“A Restless Country: Selections from the Permanent Collection” will be on view from October 31 through December 20, 2009, at the Pomona College Museum of Art. An opening reception will be held at the Museum on Saturday, November 7, from 5-7 p.m. On Tuesday, November 3, at 4:15 p.m., there will be a panel discussion featuring members of the Claremont Colleges American Studies faculty. All events are free and open to the public.
Drawing from the Museum’s rich collections in Native American and 20th-century American art, the exhibition explores the ways in which American identity is interwoven with ideas of movement. American movement, characterized by Walt Whitman as “Oh restless, restless race,” encompasses the movement of peoples and individuals in an expanding nation-state and the enduring myth of the open road and the road trip.
Restless movement can be seen in the complex trading patterns of America’s native populations; the importance of the horse, the railroad and the riverboat in American life; the identification of American life with car culture; and the seductive power of speed.
Late 19th-century photographs reveal the importance of the railroad in the American West. American regionalist artists, such as Grant Wood, Reginald Marsh and Thomas Hart Benton, explored the mythology of the American West—including the exploits of Huckleberry Finn and Jesse James—centered on the train and the river raft.
Photographs by Walker Evans, Lewis Baltz and Robert Adams unveil 20th-century America’s infatuation with the car and its promise of freedom and motion. Patrick Nagatani’s faux archaeological series, “The Ryiochi Excavations,” presents the field notes of an archeologist who discovered remnants of an automotive culture in digs throughout the Americas. The road and the culture of the outlaw are featured in Danny Lyon’s 1966 portfolio “The Bikeriders,” an in-depth record of a Chicago motorcycle gang. Raymond Pettibon’s collaborative book Faster, Jim celebrates the delirious pleasures of speed whether on a surfboard or a rocket ship.
The exhibition also features selections from Pomona College’s superb collection of Native American Art, including Hohokam trade goods; hide painting and beadwork from the Plains cultures; and California basketry and pottery. The range of trading networks is seen in the materials used by the ancient Hohokam—shell and stone traded from the Pacific and Gulf Coasts used in jewelry—and in motifs found in pottery from the arid Southwest which include depictions of parrots and parrot feathers which traveled up from Mexico. The introduction of the horse to the New World brought a freedom of movement celebrated in Plains beadwork and hide painting.

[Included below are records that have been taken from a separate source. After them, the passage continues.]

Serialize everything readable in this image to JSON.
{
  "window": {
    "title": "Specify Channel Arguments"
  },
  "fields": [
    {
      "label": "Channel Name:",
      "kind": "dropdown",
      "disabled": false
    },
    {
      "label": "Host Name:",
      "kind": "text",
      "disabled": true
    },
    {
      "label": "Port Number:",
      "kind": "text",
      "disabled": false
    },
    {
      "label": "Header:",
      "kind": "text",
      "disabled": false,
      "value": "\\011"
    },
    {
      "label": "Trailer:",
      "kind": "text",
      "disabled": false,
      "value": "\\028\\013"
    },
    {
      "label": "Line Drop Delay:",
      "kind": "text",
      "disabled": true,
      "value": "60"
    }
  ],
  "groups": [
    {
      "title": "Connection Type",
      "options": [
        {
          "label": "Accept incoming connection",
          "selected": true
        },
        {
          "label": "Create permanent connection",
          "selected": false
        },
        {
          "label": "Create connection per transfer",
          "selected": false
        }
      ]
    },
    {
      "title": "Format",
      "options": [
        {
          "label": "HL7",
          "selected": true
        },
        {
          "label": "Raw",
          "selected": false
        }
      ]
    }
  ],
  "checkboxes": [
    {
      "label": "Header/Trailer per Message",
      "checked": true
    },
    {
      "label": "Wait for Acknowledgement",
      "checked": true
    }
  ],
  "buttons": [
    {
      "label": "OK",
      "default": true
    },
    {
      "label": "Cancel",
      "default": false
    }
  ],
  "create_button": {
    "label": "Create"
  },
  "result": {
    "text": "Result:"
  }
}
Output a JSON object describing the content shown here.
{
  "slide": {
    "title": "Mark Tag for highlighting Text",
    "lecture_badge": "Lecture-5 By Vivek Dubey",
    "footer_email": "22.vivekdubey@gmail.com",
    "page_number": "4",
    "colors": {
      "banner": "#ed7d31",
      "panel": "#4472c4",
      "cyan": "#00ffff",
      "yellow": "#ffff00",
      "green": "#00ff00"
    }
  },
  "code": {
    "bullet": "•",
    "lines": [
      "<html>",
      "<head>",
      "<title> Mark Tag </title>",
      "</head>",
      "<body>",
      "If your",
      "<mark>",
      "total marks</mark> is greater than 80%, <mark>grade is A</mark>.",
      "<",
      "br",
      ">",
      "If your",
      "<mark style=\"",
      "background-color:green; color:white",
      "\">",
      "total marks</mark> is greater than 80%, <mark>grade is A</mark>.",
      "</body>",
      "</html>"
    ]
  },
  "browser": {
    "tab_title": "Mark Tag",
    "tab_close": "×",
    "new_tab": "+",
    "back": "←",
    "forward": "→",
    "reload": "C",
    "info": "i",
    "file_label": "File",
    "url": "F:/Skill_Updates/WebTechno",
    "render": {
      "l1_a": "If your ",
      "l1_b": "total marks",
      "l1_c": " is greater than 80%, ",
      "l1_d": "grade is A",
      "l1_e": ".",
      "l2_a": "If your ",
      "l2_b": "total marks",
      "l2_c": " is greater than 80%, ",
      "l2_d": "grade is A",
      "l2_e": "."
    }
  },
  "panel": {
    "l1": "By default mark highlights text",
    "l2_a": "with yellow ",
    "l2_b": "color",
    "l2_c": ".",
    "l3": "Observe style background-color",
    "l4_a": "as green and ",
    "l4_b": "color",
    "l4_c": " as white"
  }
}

The Pomona College Museum of Art is located at 330 N. College Avenue, Claremont. The Museum is open to the public free of charge Tuesday through Friday, from noon to 5 p.m., and Saturday and Sunday from 1 to 5 p.m. For more information, call: (909) 621-8283 or visit www.pomona.edu/museum.
The Pomona College Museum of Art houses a substantial permanent collection as well as serves as a gallery for the display of temporary exhibitions. Important holdings include the Kress Collection of 15th- and 16th-century Italian panel paintings; more than 5,000 examples of Pre-Columbian to 20th-century American Indian art and artifacts; and a large collection of American and European prints, drawings and photographs, including works by Francisco de Goya, José Clemente Orozco and Rico Lebrun.